With the Sandy Hook Elementary School massacre on our collective conscience– along with Chardon High, Aurora, CO. movie theater, Virginia Tech and other deadly incidents–mass shootings are a disturbing reality of modern society.

The A.L.I.C.E. Active Shooter program — presented by Kent State University — stands for Alert, Lockdown, Information, Counter, and Evacuation. It was developed by two law enforcement officers following the mass shooting at Columbine High School in 1999. KSU has provided A.L.I.C.E training to more than 5,000 faculty, staff and students over the past 13 years.

At the core of the program is the directive to increase your probability of survival by doing everything in your power to make yourself a difficult target. Typically, a shooter will take down as many victims as possible within just a 10-minute time frame. The natural response for victims during this critical time is to Fight, take Flight or Freeze.

“Do something,” Romine encouraged. “You are not helpless. Do whatever you can. Keep moving to create a more difficult target.” For instance, those at Virginia Tech who took a professor’s advice to break out a window and jump out onto the grassy lawn below, survived.
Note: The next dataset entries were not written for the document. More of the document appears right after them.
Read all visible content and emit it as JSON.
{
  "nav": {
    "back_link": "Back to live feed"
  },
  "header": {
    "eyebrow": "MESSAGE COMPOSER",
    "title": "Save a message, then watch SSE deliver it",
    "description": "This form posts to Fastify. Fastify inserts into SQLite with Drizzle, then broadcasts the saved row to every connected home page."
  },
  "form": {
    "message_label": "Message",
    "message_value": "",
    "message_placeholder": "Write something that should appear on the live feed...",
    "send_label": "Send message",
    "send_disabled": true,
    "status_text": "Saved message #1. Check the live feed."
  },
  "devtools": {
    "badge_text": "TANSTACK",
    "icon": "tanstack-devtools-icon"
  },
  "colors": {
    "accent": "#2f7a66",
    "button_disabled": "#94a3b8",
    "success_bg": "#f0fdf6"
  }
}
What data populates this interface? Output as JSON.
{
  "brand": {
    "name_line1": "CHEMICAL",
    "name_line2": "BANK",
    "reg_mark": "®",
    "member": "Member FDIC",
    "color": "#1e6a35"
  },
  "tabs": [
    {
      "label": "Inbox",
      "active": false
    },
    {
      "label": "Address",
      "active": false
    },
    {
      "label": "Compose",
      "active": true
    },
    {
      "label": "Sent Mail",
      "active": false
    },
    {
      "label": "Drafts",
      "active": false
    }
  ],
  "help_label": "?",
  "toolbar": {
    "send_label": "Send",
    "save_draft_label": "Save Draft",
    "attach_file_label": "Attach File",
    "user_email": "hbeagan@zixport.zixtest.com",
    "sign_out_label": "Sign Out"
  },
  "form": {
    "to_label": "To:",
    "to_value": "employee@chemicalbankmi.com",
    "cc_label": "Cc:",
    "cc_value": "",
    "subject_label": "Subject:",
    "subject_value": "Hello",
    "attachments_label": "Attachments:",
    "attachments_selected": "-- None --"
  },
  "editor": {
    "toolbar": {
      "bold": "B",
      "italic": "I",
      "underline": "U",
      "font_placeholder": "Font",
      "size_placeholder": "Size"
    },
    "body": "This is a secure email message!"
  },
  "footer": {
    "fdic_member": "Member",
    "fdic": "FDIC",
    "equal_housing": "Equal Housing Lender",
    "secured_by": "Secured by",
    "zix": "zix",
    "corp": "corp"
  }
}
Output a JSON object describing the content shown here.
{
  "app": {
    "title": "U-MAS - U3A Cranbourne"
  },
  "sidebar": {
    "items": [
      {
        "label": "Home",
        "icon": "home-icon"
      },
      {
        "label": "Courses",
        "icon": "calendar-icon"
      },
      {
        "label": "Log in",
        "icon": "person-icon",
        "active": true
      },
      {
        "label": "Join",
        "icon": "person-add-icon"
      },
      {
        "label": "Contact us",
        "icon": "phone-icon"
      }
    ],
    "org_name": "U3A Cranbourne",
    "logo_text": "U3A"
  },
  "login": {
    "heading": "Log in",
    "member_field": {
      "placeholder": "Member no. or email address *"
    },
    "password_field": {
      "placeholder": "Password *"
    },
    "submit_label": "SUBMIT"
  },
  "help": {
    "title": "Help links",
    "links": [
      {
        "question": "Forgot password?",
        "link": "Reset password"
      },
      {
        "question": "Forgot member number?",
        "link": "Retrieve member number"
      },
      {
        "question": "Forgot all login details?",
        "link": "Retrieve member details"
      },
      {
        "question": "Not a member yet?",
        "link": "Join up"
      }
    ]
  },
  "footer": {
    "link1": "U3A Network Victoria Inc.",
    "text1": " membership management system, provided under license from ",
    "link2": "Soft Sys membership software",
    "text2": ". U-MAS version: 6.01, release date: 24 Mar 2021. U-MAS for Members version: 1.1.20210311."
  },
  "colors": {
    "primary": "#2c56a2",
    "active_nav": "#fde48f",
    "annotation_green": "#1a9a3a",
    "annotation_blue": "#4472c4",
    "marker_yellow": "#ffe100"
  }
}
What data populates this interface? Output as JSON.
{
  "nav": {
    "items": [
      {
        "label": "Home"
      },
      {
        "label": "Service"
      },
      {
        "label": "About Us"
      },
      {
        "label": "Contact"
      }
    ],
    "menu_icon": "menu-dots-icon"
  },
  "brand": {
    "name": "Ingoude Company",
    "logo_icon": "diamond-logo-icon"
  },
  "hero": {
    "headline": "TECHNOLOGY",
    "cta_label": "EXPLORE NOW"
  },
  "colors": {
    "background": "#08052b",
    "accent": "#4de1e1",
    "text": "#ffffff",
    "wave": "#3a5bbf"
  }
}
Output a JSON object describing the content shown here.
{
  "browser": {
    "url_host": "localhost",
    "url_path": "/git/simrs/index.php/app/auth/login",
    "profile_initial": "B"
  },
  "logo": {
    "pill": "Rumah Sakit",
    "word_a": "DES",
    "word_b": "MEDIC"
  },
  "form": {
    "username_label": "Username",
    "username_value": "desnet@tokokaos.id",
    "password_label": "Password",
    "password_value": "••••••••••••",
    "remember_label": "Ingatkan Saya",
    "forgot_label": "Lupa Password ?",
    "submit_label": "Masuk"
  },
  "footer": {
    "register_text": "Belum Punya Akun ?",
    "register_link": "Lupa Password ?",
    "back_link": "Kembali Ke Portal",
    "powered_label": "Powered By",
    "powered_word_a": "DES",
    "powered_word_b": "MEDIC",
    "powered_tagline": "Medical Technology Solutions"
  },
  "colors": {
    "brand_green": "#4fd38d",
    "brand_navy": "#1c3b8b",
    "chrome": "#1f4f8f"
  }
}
Similarly, students who laid on the floor and braced their legs against the door of a classroom, successfully barricaded themselves from the Virginia Tech shooter.

Thinking ahead, having a plan in place, and conducting practice drills help individuals and groups to be ready if and when that dreaded moment occurs. Focusing on the Counter element of A.L.I.C.E., Romine suggested throwing things in the assailant’s face to confuse and distract him. This creates an opportunity to swarm and disarm him; or to run and escape when his vision is impaired.

Romine also suggested that workplaces and classrooms be equipped with crisis buckets filled with barricading and first aid supplies, including rope, duct tape, medical materials, etc.

The U.S. Department of Homeland Security has developed a helpful video available on YouTube, titled, “RUN. HIDE. FIGHT. Surviving an Active Shooter Event.” The 6-minute video provides clear and concise examples of how best to react in the event you’re caught in the crosshairs of an active shooter.

The bottom line: Don’t freeze! As Teddy Roosevelt also said, Do what you can, with what you have, where you are. It could save your life.